What you have to do: Every entry that follows should be reproduced exactly.

Available data:
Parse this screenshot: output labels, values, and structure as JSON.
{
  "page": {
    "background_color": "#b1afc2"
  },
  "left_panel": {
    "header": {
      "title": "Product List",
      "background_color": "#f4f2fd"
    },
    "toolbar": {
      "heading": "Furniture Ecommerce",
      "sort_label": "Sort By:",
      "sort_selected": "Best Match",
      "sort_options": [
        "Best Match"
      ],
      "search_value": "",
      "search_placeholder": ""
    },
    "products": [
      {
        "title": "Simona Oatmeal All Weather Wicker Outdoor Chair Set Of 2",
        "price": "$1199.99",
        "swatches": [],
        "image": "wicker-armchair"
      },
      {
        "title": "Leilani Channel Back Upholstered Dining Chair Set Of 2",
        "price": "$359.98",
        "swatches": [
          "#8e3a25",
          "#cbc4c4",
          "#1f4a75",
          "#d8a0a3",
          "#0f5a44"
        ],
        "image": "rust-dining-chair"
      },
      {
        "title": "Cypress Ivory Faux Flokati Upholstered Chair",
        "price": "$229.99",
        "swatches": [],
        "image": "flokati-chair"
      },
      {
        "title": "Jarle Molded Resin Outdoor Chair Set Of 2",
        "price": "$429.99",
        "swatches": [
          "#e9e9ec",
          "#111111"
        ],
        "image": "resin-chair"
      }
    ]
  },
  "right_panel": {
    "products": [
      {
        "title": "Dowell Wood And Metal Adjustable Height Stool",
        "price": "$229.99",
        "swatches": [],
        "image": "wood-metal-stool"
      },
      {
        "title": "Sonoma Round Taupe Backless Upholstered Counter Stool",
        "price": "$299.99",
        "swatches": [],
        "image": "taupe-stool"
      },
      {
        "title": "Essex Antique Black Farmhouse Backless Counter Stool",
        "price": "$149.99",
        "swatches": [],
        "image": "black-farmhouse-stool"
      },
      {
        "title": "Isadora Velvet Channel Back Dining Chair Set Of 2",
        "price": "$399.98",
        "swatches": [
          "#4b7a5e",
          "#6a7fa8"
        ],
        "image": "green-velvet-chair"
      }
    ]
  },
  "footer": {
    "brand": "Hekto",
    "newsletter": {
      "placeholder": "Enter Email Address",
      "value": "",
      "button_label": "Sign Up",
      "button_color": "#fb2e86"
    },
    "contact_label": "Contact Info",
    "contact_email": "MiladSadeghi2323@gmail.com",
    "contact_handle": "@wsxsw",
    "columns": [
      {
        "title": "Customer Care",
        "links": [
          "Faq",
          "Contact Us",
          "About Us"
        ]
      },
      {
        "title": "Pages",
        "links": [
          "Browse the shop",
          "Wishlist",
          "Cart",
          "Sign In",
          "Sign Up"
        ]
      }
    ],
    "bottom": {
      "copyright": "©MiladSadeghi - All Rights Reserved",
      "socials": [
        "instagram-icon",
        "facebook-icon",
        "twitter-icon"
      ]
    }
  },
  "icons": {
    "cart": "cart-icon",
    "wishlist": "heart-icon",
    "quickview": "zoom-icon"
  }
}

Reply to the exercise:
Parse this screenshot: output labels, values, and structure as JSON.
{
  "page": {
    "background_color": "#b1afc2"
  },
  "left_panel": {
    "header": {
      "title": "Product List",
      "background_color": "#f4f2fd"
    },
    "toolbar": {
      "heading": "Furniture Ecommerce",
      "sort_label": "Sort By:",
      "sort_selected": "Best Match",
      "sort_options": [
        "Best Match"
      ],
      "search_value": "",
      "search_placeholder": ""
    },
    "products": [
      {
        "title": "Simona Oatmeal All Weather Wicker Outdoor Chair Set Of 2",
        "price": "$1199.99",
        "swatches": [],
        "image": "wicker-armchair"
      },
      {
        "title": "Leilani Channel Back Upholstered Dining Chair Set Of 2",
        "price": "$359.98",
        "swatches": [
          "#8e3a25",
          "#cbc4c4",
          "#1f4a75",
          "#d8a0a3",
          "#0f5a44"
        ],
        "image": "rust-dining-chair"
      },
      {
        "title": "Cypress Ivory Faux Flokati Upholstered Chair",
        "price": "$229.99",
        "swatches": [],
        "image": "flokati-chair"
      },
      {
        "title": "Jarle Molded Resin Outdoor Chair Set Of 2",
        "price": "$429.99",
        "swatches": [
          "#e9e9ec",
          "#111111"
        ],
        "image": "resin-chair"
      }
    ]
  },
  "right_panel": {
    "products": [
      {
        "title": "Dowell Wood And Metal Adjustable Height Stool",
        "price": "$229.99",
        "swatches": [],
        "image": "wood-metal-stool"
      },
      {
        "title": "Sonoma Round Taupe Backless Upholstered Counter Stool",
        "price": "$299.99",
        "swatches": [],
        "image": "taupe-stool"
      },
      {
        "title": "Essex Antique Black Farmhouse Backless Counter Stool",
        "price": "$149.99",
        "swatches": [],
        "image": "black-farmhouse-stool"
      },
      {
        "title": "Isadora Velvet Channel Back Dining Chair Set Of 2",
        "price": "$399.98",
        "swatches": [
          "#4b7a5e",
          "#6a7fa8"
        ],
        "image": "green-velvet-chair"
      }
    ]
  },
  "footer": {
    "brand": "Hekto",
    "newsletter": {
      "placeholder": "Enter Email Address",
      "value": "",
      "button_label": "Sign Up",
      "button_color": "#fb2e86"
    },
    "contact_label": "Contact Info",
    "contact_email": "MiladSadeghi2323@gmail.com",
    "contact_handle": "@wsxsw",
    "columns": [
      {
        "title": "Customer Care",
        "links": [
          "Faq",
          "Contact Us",
          "About Us"
        ]
      },
      {
        "title": "Pages",
        "links": [
          "Browse the shop",
          "Wishlist",
          "Cart",
          "Sign In",
          "Sign Up"
        ]
      }
    ],
    "bottom": {
      "copyright": "©MiladSadeghi - All Rights Reserved",
      "socials": [
        "instagram-icon",
        "facebook-icon",
        "twitter-icon"
      ]
    }
  },
  "icons": {
    "cart": "cart-icon",
    "wishlist": "heart-icon",
    "quickview": "zoom-icon"
  }
}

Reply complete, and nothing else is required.